Skip links and keyboard navigation

    Media Statements

    Coat of ArmsMedia Release
    Premier & Trade
    The Honourable Peter Beattie

    State Govt Announces Houghton Highway Bridge Duplication

    Premier & Trade
    The Honourable Peter Beattie

    Wednesday, April 20, 2005

    State Govt Announces Houghton Highway Bridge Duplication

    The State Government will build a new bridge to the Redcliffe Peninsula duplicating the Houghton Highway, Premier Peter Beattie, Transport Minister Paul Lucas and the Member for Redcliffe, Ray Hollis, announced today.

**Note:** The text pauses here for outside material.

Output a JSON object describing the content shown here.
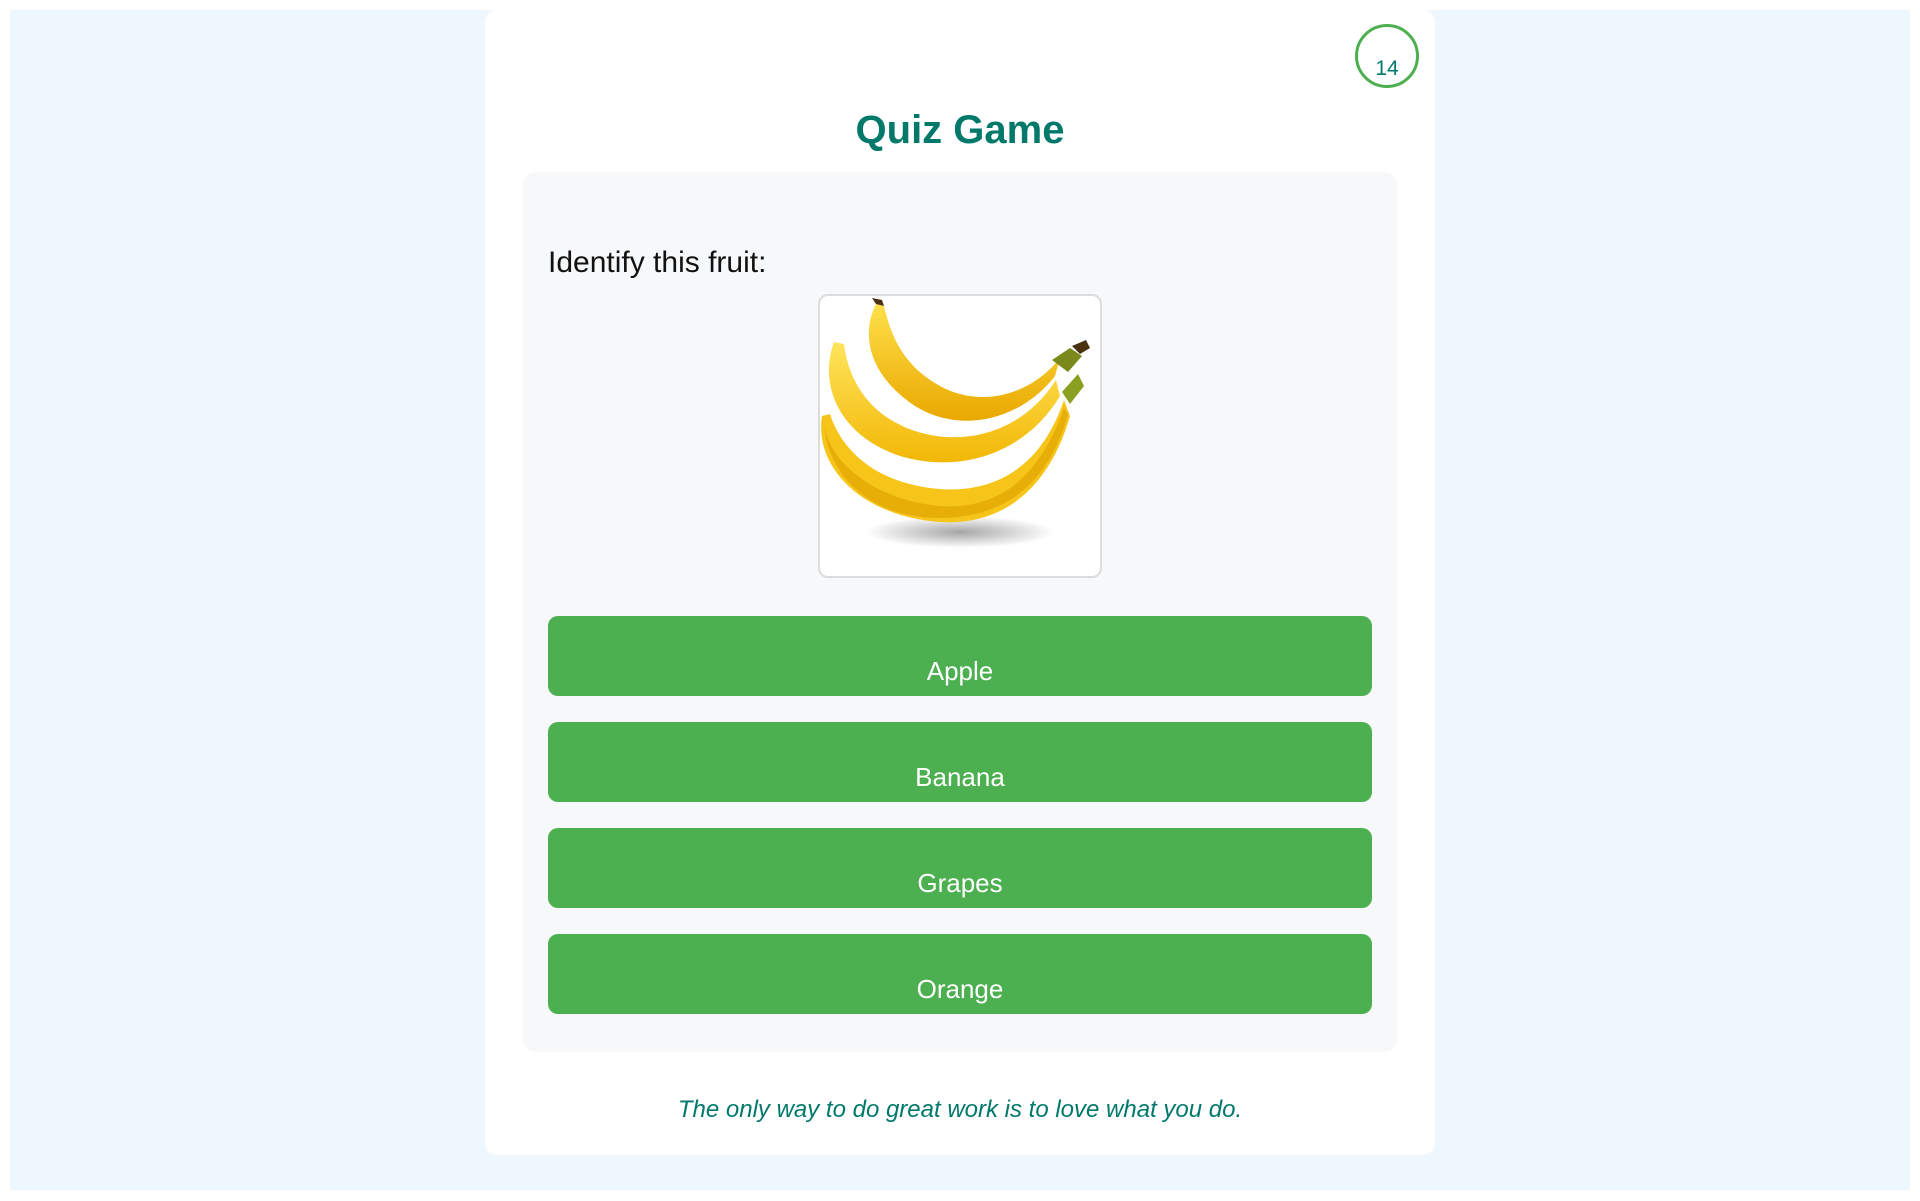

    Mr Beattie said detailed design would begin this week on the new 2.7 kilometre $149 million bridge, which will join the Houghton Highway as the equal longest bridge over water in Australia.

    The new three-lane bridge, to be built between the existing Hornibrook and Houghton Highway bridges, is scheduled for completion by Christmas 2009.

    Construction is to start in late 2007. The project will create around 200 jobs.

    Mr Beattie today paid tribute to the efforts of the Member for Redcliffe, Ray Hollis, in getting this new bridge built.

    "Unfortunately, Ray Hollis is ill and cannot attend the launch of this project, but everyone in the Redcliffe area will know about Ray's tireless work in getting the Houghton Highway duplicated," he said.

    Mr Beattie said a consultant's report received earlier this year recommended that, based on traffic figures, a new bridge would be needed in five to 10 years.

    "The good news is we are going with the earlier timeline - this bridge will be delivered sooner rather than later," Mr Beattie said.

    "The growing area of Redcliffe will get the infrastructure it needs.

    "This new bridge will improve safety and reduce traffic congestion.

    "This bridge, spanning the sparkling waters of Moreton Bay, will again make the drive to the Redcliffe Peninsula one of most scenic and enjoyable in Australia.

    "We have a lot of work to do with this project so I am pleased to see that planning is starting immediately."

    Mr Beattie said the new bridge would have a combined pedestrian/cycleway.

    "We are also examining converting one lane on both the Houghton Highway and the new bridge to a transit lane or a bus lane to boost public transport," he said.

    Mr Lucas said $5 million had been committed for planning and detailed design for the new bridge in Main Roads' 2004-05 Arterial Roads Infrastructure Package.

    "Detailed design should be completed in 2006, tenders should be called in early 2007 and the bridge completed by Christmas 2009," he said.

    "The new bridge will be similar in construction to the Houghton Highway, with long concrete piles driven into the bedrock below Moreton Bay.

    "Like the Houghton Highway, it will have 99 pre-stressed concrete spans between the piles; however, the road surface will be smoother than the Houghton Highway because there will be fewer joints." Mr Lucas has assured local residents they would have ample opportunity to have their say on the new bridge during the public consultation.

    Hornibrook Bridge:

    Mr Lucas said Main Roads would continue to ensure the Hornibrook Bridge was in a fit condition for pedestrians and cyclists until the new bridge was built.

    However, he said Main Roads was then recommending the removal of the old bridge, except for approximately 300 metres on the northern end which would be refurbished using timber salvaged from the rest of the bridge.

    "This section of the old bridge can then continue to be used as a local community facility for fishing and other recreational activities," Mr Lucas said.

    He said the long term cost of maintaining the Hornibrook Bridge was $8.5 million for the next 10 years and $22 million for the next 30 years just to provide pedestrian and cycle access.

    "The Hornibrook Bridge also is built using hardwood which is increasing difficult to obtain for repairs," he said.

    "It is a far better economic and public transport solution to spend the $8.5-$22 million to provide cycle and pedestrian access on a new reinforced concrete bridge that will last for hundreds of years.

    "Finally, from a safety point of view, it would be necessary to keep the Hornibrook Bridge able to take emergency and rescue vehicles. In contrast, the new bridge would allow very quick access to any injured pedestrians and cyclists in an emergency."

    Main Roads will do load testing on the Hornibrook Bridge in the near future to determine the amount of maintenance needed to keep it serviceable until the Houghton Highway is duplicated.

    20 April 2005

    Media contacts: Premier's Office 3224 4500 Minister's Office 3237 1942